[What is needed] Images are to be skipped; everything else in the records must be repeated exactly.

[Material for this task]
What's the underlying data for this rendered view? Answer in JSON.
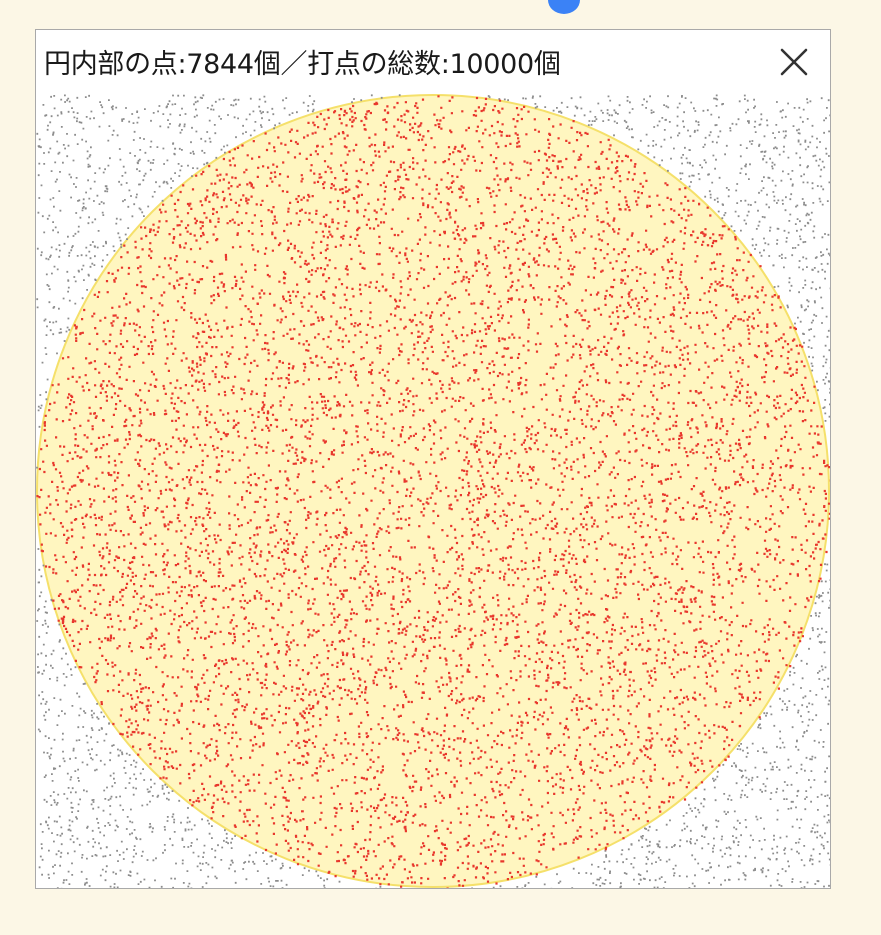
{
  "window": {
    "title": "円内部の点:7844個／打点の総数:10000個",
    "close_icon": "close-icon"
  },
  "simulation": {
    "inside_count": 7844,
    "total_count": 10000,
    "outside_dot_color": "#8c8c8c",
    "inside_dot_color": "#e8372c",
    "circle_fill": "#fff6c0",
    "circle_stroke": "#f5e06a"
  },
  "colors": {
    "page_background": "#fcf7e6",
    "accent_dot": "#3b82f6"
  }
}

[Exercise answer]
What's the underlying data for this rendered view? Answer in JSON.
{
  "window": {
    "title": "円内部の点:7844個／打点の総数:10000個",
    "close_icon": "close-icon"
  },
  "simulation": {
    "inside_count": 7844,
    "total_count": 10000,
    "outside_dot_color": "#8c8c8c",
    "inside_dot_color": "#e8372c",
    "circle_fill": "#fff6c0",
    "circle_stroke": "#f5e06a"
  },
  "colors": {
    "page_background": "#fcf7e6",
    "accent_dot": "#3b82f6"
  }
}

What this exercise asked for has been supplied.